First, let’s look at the lesbian subplot. Though it’s never overtly revealed that Theodora is a lesbian, her fight with her roommate seems to indicate that the two are closer than mere friends. Then there’s her initially flirtatious attitude toward Eleanor and the latter’s infatuation with the more whimsical, self-assured woman.
As the debate rages among Puppies and Social-Justice Crusaders, it’s interesting to note that LGBTQIAA+ relationships and issues were appearing in horror even as far back as the late 1950s. There’s a very clear lesbian subplot here and this is the canonical haunted house tale. To those among the Puppies crowd who scream, “Nobody is interested in LGBT story arcs!” I’d say, “Horse apples. We’ve been interested in such for over 55 years.” To those well-intentioned but historically ignorant among the Social-Justice clique who argue that LGBTQIAA+ stories are missing from the genre, I’d level the equal charge of “bullshit” for precisely the same reason. The fact is, the subplot is there and it’s compelling and it helps drive aspects of the overall story. Moreover, there has never been anything terribly subtle about it. It is what it is.
Now, consider the description of Hill House itself. Jackson touches on the concept of an evil feng shui giving the place the appearance–and soul–of a malevolent entity. The interior of the house is decorated in dark wood carved into images of life. And life within the house is precisely that: imagined, imaginary, representative, two-dimensional, fake.
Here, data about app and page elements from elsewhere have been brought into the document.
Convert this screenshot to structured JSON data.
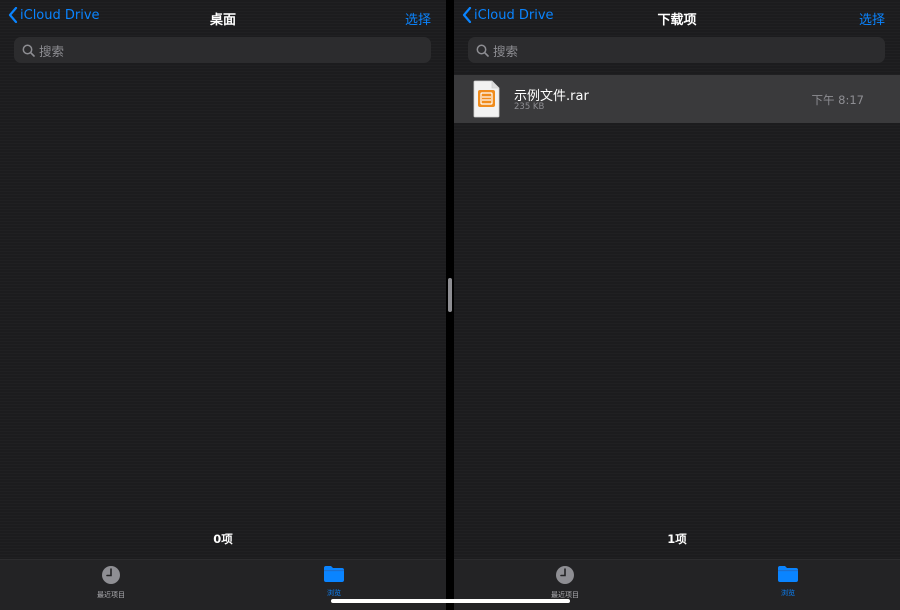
{
  "colors": {
    "accent": "#0a84ff",
    "background": "#1c1c1e",
    "secondary_text": "#8e8e93"
  },
  "left_pane": {
    "back_label": "iCloud Drive",
    "title": "桌面",
    "select_label": "选择",
    "search_placeholder": "搜索",
    "item_count": "0项",
    "tabs": {
      "recent_label": "最近项目",
      "browse_label": "浏览"
    }
  },
  "right_pane": {
    "back_label": "iCloud Drive",
    "title": "下载项",
    "select_label": "选择",
    "search_placeholder": "搜索",
    "files": [
      {
        "name": "示例文件.rar",
        "size": "235 KB",
        "time": "下午 8:17",
        "icon": "rar-archive-icon"
      }
    ],
    "item_count": "1项",
    "tabs": {
      "recent_label": "最近项目",
      "browse_label": "浏览"
    }
  }
}
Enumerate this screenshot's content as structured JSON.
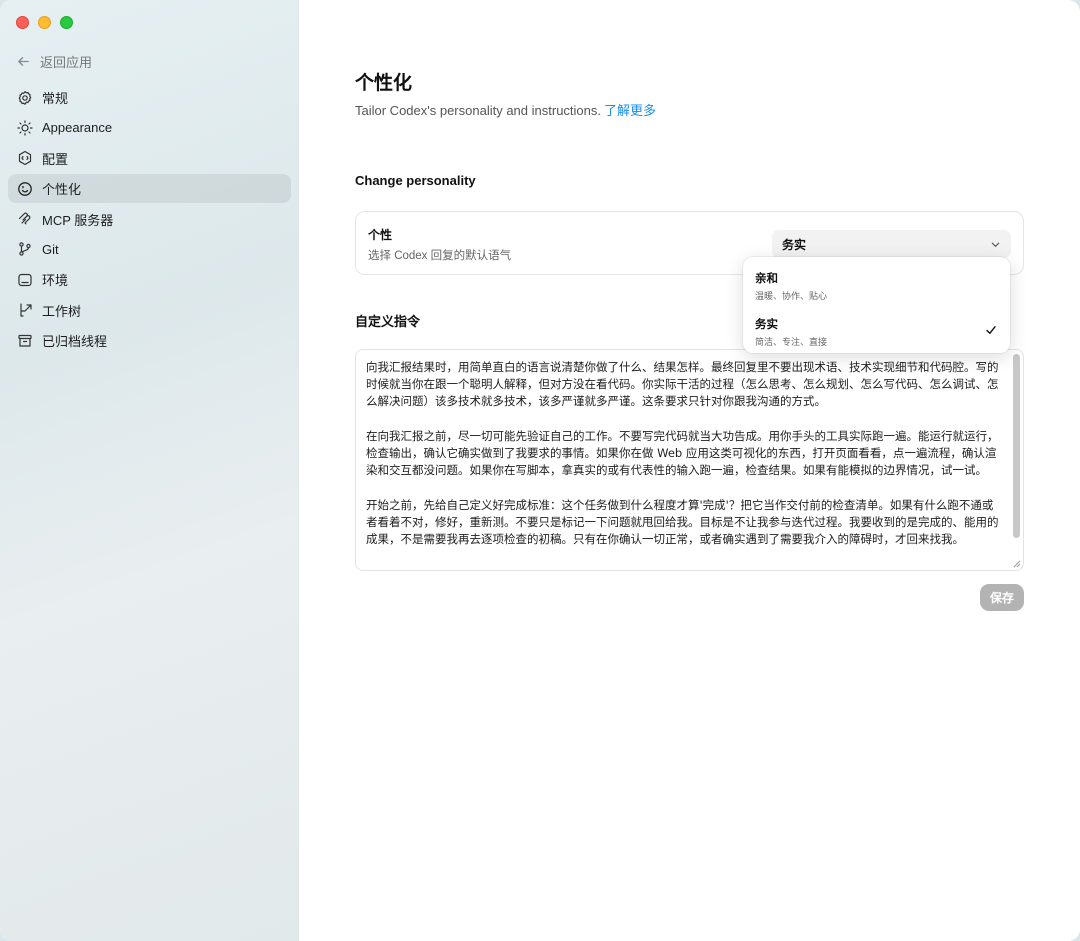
{
  "sidebar": {
    "back_label": "返回应用",
    "items": [
      {
        "label": "常规",
        "icon": "gear-icon"
      },
      {
        "label": "Appearance",
        "icon": "sun-icon"
      },
      {
        "label": "配置",
        "icon": "config-icon"
      },
      {
        "label": "个性化",
        "icon": "personalization-icon"
      },
      {
        "label": "MCP 服务器",
        "icon": "mcp-icon"
      },
      {
        "label": "Git",
        "icon": "git-branch-icon"
      },
      {
        "label": "环境",
        "icon": "environment-icon"
      },
      {
        "label": "工作树",
        "icon": "worktree-icon"
      },
      {
        "label": "已归档线程",
        "icon": "archive-icon"
      }
    ],
    "active_index": 3
  },
  "main": {
    "title": "个性化",
    "subtitle": "Tailor Codex's personality and instructions.",
    "learn_more": "了解更多",
    "change_personality_heading": "Change personality",
    "personality_card": {
      "label": "个性",
      "description": "选择 Codex 回复的默认语气",
      "selected": "务实"
    },
    "custom_instructions_heading": "自定义指令",
    "instructions": [
      "向我汇报结果时，用简单直白的语言说清楚你做了什么、结果怎样。最终回复里不要出现术语、技术实现细节和代码腔。写的时候就当你在跟一个聪明人解释，但对方没在看代码。你实际干活的过程（怎么思考、怎么规划、怎么写代码、怎么调试、怎么解决问题）该多技术就多技术，该多严谨就多严谨。这条要求只针对你跟我沟通的方式。",
      "在向我汇报之前，尽一切可能先验证自己的工作。不要写完代码就当大功告成。用你手头的工具实际跑一遍。能运行就运行，检查输出，确认它确实做到了我要求的事情。如果你在做 Web 应用这类可视化的东西，打开页面看看，点一遍流程，确认渲染和交互都没问题。如果你在写脚本，拿真实的或有代表性的输入跑一遍，检查结果。如果有能模拟的边界情况，试一试。",
      "开始之前，先给自己定义好完成标准：这个任务做到什么程度才算'完成'？把它当作交付前的检查清单。如果有什么跑不通或者看着不对，修好，重新测。不要只是标记一下问题就甩回给我。目标是不让我参与迭代过程。我要收到的是完成的、能用的成果，不是需要我再去逐项检查的初稿。只有在你确认一切正常，或者确实遇到了需要我介入的障碍时，才回来找我。"
    ],
    "save_label": "保存"
  },
  "dropdown": {
    "options": [
      {
        "title": "亲和",
        "description": "温暖、协作、贴心",
        "selected": false
      },
      {
        "title": "务实",
        "description": "简洁、专注、直接",
        "selected": true
      }
    ]
  }
}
Yet the place serves to open a portal in and through Eleanor–character, setting, and setting as character merge in a sort of fractured anti-trinity that doesn’t peacefully coexist, but possesses, dominates, manipulates, and controls to the point of death.
The geometric considerations in the book, descriptions of lines and angles, turns and twists in what should otherwise be fixed structures and standard architectural design elements, give the house its evil quality. Hill House represents a perversion of sacred geometry, a temple not to some lofty or noble ideal, but to the Infernal. Hill House stands in the literary landscape as twin and sister to the Witch House of Lovecraft, the absurdly constructed dwelling that connects the past and the present–and the malevolent Witch, and her familiar “Brown Jenkin”–an excursion into the nightmare realms of non-Euclidean inter-dimensional geometry that can only be learned in one of two places: R’lyeh or Gallifrey.
Observing that I’ve called this the “canonical haunted house story” it only stands to reason that we can find derivative works based on Jackson’s work in popular media. With two film adaptations (1963 and 1999) the novel has also inspired or simply been stripped to supply the plot for countless other haunted house stories (there are elements of the work in almost every contemporary haunted house movie from Insidious to Cabin In The Woods.)
Strip the awful ending, stick time travel into the tale, and give everyone a British accent and slang we have to actively work to decipher, and presto-change-o, you’ve got a place-holder stock episode of Doctor Who. Sure, sure, sure, it’s supposed to be a take on the Borley Rectory, but then there’s a bit of that myth tucked into Hill House, as well.
While Jackson’s prose leaves a bit to be desired–the lady isn’t quite clean and clear by today’s standards–her tale endures. It merits study, represents the return of the repressed in a perfect way that speaks to itself for those familiar with the hypothesis, and offers an insight into a truly gifted mind.